Imperial Pacific International (IPI) has finally made the first intelligent decision it has made in about seven years. The casino operator attempting to hold onto the Imperial Palace in Saipan in the Commonwealth of Northern Mariana Islands (CNMI) announced that it has accepted the resignation of its now-former chairwoman and executive director, Cui Li Jie. It’s not likely that the move will have an immediate positive impact on the company, but it’s at least a step in the right direction, given that even her own former lawyer, Juan T. Lizama, once referred to her as “ignorant” about casino operations and said she was incompetent to lead a US-based business.
IPI Tries to Right the Ship
Cui’s departure comes as she is facing interrogation by a US District Court over the company’s continued failures; mainly, its inability to pay its debts and financial obligations and its slave-like labor conditions. IPI has already had its license suspended and continues to be subjected to additional scrutiny. If Cui or the IPI board believes that extricating her from the situation will help save the company, that isn’t likely, though, as she can still be forced to testify.
Cui reportedly resigned because of “personal time constraint,” but she doesn’t have to worry about income. She is the owner of Star Ltd, which controls 60.69% of IPI. Even though the company reportedly doesn’t have any money, it will either be able to rebound with Imperial Palace or sell the assets. In either case, Cui will have money coming.
The former chair is also likely to maintain strong ties through the company’s remaining board members. Taking her place is Xu Zhongxiang, who was previously the company’s executive director. He has been appointed to the Board of Directors and, because of his working relationship with Cui, will probably keep her in the loop.
IPI Still Unable to Pay Debts
IPI was just ordered to pay seven former construction workers a total of $5.4 million, although it’s unlikely they will see the money anytime soon, if ever. The company lost its license in April because it didn’t pay the $15.5-million license fee that was due last August or the $3.1-million regulatory fee that was due in October. It also hasn’t paid $20 million in obligatory payments to the community benefit fund in the CNMI and hasn’t put up $2 billion in capital for its Saipan project as stipulated years ago.
Cui reportedly doesn’t have any casino business experience, but she knows how to game the system. She is alleged to have repeatedly ducked attempts to serve her with subpoenas as the investigation into the company’s activities has dragged on and not complying with court orders.
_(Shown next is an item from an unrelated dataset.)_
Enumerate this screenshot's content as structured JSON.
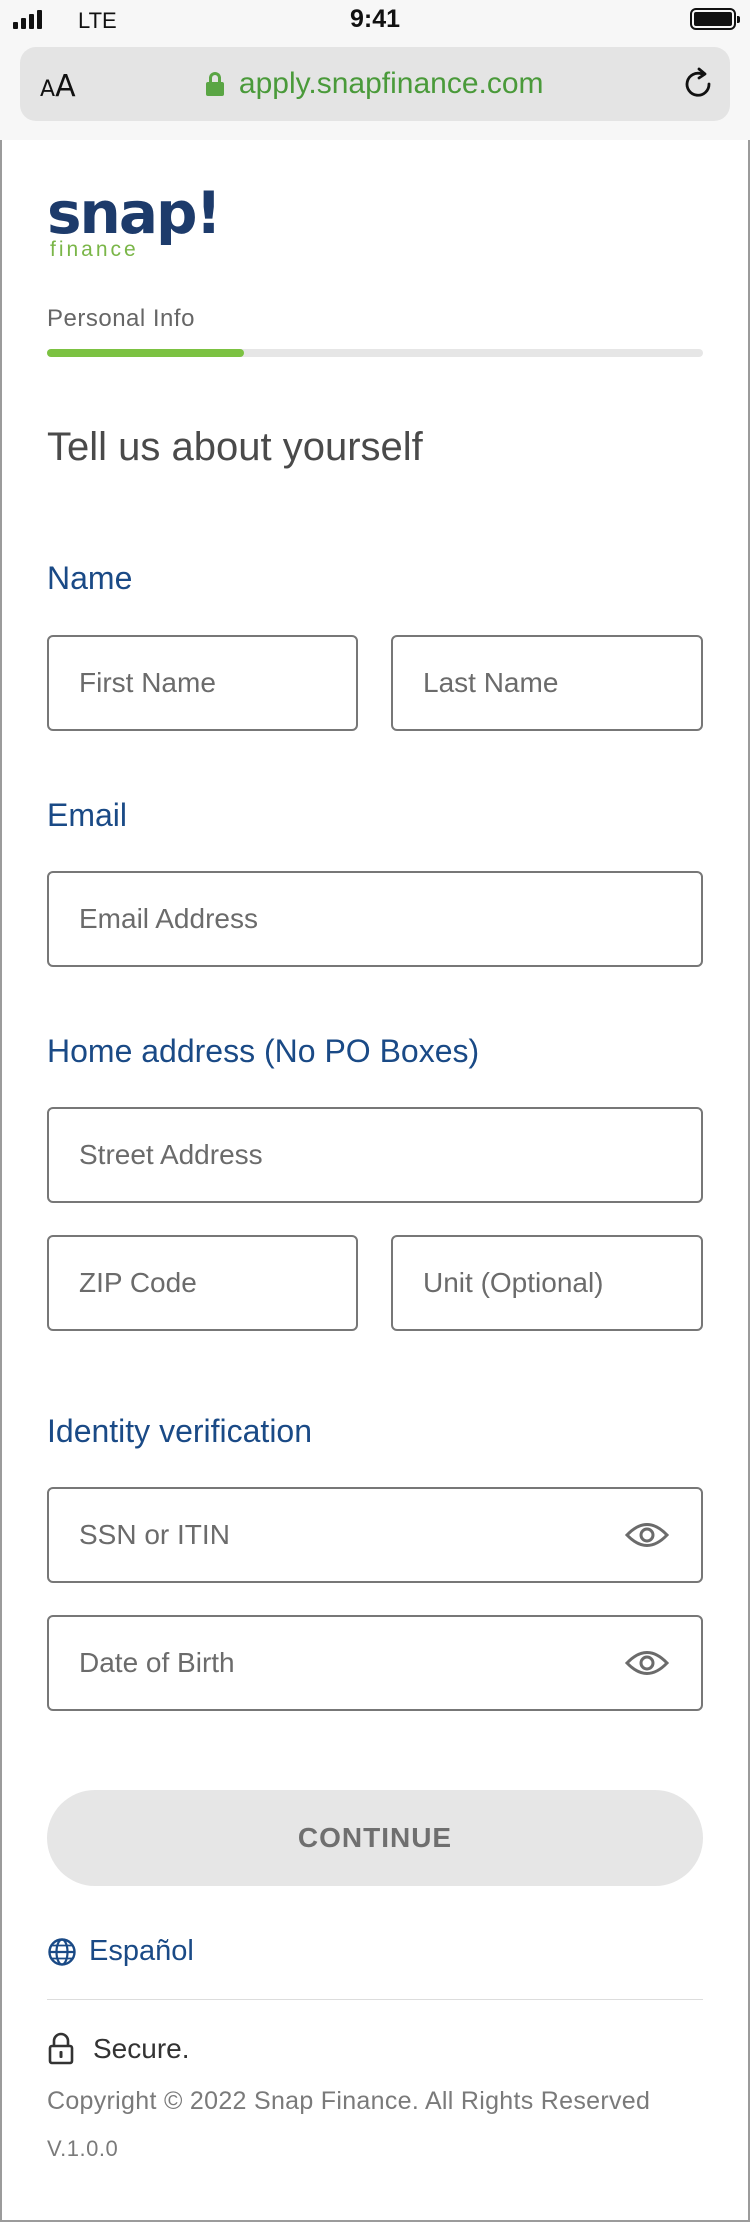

As the company still faces courtroom scrutiny, she is trying to get an extension to push off any ultimate decision after Lizama resigned as her attorney at the end of last month. Cui said that she plans on explaining herself once she is able to retain a “responsible and competent” lawyer.